What to work on
A faithful copy of each entry below is expected, with the images removed.

Supplied data START

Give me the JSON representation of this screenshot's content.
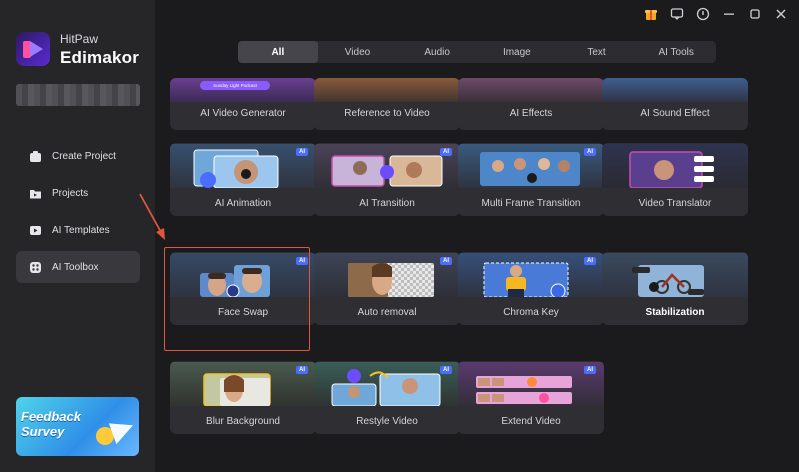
{
  "sidebar": {
    "brand_line1": "HitPaw",
    "brand_line2": "Edimakor",
    "nav": [
      {
        "label": "Create Project",
        "icon": "create-project-icon"
      },
      {
        "label": "Projects",
        "icon": "projects-icon"
      },
      {
        "label": "AI Templates",
        "icon": "ai-templates-icon"
      },
      {
        "label": "AI Toolbox",
        "icon": "ai-toolbox-icon",
        "active": true
      }
    ],
    "feedback_line1": "Feedback",
    "feedback_line2": "Survey"
  },
  "titlebar": {
    "icons": [
      "gift-icon",
      "message-icon",
      "info-icon",
      "minimize-icon",
      "maximize-icon",
      "close-icon"
    ]
  },
  "tabs": [
    {
      "label": "All",
      "active": true
    },
    {
      "label": "Video"
    },
    {
      "label": "Audio"
    },
    {
      "label": "Image"
    },
    {
      "label": "Text"
    },
    {
      "label": "AI Tools"
    }
  ],
  "badge": "AI",
  "cards": {
    "row0": [
      "AI Video Generator",
      "Reference to Video",
      "AI Effects",
      "AI Sound Effect"
    ],
    "row0_pill": "Sunday Light Podcast",
    "row1": [
      "AI Animation",
      "AI Transition",
      "Multi Frame Transition",
      "Video Translator"
    ],
    "row2": [
      "Face Swap",
      "Auto removal",
      "Chroma Key",
      "Stabilization"
    ],
    "row3": [
      "Blur Background",
      "Restyle Video",
      "Extend Video"
    ]
  },
  "colors": {
    "accent": "#4a6cff",
    "highlight": "#e2553e",
    "sidebar_bg": "#262629",
    "content_bg": "#1b1b1e"
  }
}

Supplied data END

Exercise solution
Give me the JSON representation of this screenshot's content.
{
  "sidebar": {
    "brand_line1": "HitPaw",
    "brand_line2": "Edimakor",
    "nav": [
      {
        "label": "Create Project",
        "icon": "create-project-icon"
      },
      {
        "label": "Projects",
        "icon": "projects-icon"
      },
      {
        "label": "AI Templates",
        "icon": "ai-templates-icon"
      },
      {
        "label": "AI Toolbox",
        "icon": "ai-toolbox-icon",
        "active": true
      }
    ],
    "feedback_line1": "Feedback",
    "feedback_line2": "Survey"
  },
  "titlebar": {
    "icons": [
      "gift-icon",
      "message-icon",
      "info-icon",
      "minimize-icon",
      "maximize-icon",
      "close-icon"
    ]
  },
  "tabs": [
    {
      "label": "All",
      "active": true
    },
    {
      "label": "Video"
    },
    {
      "label": "Audio"
    },
    {
      "label": "Image"
    },
    {
      "label": "Text"
    },
    {
      "label": "AI Tools"
    }
  ],
  "badge": "AI",
  "cards": {
    "row0": [
      "AI Video Generator",
      "Reference to Video",
      "AI Effects",
      "AI Sound Effect"
    ],
    "row0_pill": "Sunday Light Podcast",
    "row1": [
      "AI Animation",
      "AI Transition",
      "Multi Frame Transition",
      "Video Translator"
    ],
    "row2": [
      "Face Swap",
      "Auto removal",
      "Chroma Key",
      "Stabilization"
    ],
    "row3": [
      "Blur Background",
      "Restyle Video",
      "Extend Video"
    ]
  },
  "colors": {
    "accent": "#4a6cff",
    "highlight": "#e2553e",
    "sidebar_bg": "#262629",
    "content_bg": "#1b1b1e"
  }
}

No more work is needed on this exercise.